ACTION ITEM | Look through the data for the string "true". Copy every line where it is found.

####################

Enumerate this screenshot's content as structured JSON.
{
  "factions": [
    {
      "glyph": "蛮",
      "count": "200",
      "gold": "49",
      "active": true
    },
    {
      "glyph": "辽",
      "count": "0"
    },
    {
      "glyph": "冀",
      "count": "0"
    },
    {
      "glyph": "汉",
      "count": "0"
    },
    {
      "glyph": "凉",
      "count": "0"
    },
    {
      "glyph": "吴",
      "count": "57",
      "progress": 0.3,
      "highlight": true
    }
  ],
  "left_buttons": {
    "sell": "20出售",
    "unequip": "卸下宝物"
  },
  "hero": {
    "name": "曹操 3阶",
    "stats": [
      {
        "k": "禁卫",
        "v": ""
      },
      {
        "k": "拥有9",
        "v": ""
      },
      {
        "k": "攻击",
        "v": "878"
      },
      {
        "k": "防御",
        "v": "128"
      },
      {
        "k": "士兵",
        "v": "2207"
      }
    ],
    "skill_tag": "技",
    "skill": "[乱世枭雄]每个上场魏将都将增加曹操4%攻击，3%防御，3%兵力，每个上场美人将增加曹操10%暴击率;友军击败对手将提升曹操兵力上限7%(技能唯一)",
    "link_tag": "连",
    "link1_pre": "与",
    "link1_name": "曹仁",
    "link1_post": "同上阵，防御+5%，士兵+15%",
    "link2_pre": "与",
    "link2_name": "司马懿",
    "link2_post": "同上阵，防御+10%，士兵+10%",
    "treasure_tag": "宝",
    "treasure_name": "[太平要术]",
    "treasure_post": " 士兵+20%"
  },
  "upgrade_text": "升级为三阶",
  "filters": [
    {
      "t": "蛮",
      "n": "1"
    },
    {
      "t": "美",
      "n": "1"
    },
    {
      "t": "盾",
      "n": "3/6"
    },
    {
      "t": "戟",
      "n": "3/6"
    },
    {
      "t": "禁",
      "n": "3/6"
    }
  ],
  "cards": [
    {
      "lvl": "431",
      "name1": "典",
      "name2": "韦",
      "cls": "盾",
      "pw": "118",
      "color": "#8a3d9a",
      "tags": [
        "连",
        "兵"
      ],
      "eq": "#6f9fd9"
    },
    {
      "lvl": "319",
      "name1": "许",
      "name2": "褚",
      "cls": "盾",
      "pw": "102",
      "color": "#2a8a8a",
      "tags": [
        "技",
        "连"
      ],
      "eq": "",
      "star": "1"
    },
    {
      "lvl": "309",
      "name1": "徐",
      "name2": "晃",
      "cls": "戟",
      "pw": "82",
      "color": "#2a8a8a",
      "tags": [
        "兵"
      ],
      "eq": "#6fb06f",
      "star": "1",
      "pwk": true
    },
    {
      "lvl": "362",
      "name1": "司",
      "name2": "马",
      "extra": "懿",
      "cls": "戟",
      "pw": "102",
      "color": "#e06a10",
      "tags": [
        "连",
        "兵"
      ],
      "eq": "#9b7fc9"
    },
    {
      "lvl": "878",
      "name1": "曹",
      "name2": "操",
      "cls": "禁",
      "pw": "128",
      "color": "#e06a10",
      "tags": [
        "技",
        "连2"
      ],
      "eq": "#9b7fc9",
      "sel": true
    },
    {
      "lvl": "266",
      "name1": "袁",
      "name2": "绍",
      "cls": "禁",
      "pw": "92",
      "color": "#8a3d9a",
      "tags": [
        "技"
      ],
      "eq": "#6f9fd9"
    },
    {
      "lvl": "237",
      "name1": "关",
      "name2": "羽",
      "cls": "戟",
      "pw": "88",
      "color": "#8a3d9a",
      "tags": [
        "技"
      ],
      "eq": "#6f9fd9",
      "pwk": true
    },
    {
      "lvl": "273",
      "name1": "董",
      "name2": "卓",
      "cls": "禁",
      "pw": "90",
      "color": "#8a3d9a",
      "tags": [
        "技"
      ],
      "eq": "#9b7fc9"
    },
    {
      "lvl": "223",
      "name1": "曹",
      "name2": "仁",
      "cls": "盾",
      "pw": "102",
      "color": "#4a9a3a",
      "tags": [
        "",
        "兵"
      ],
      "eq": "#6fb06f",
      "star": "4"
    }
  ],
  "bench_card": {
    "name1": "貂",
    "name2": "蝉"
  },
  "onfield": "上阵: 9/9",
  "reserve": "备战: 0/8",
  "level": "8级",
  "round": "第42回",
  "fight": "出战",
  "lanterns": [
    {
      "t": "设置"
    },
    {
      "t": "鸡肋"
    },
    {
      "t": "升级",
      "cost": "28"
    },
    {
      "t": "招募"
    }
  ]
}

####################

THE COMPLETED TASK |
      "active": true
      "highlight": true
      "pwk": true
      "sel": true
      "pwk": true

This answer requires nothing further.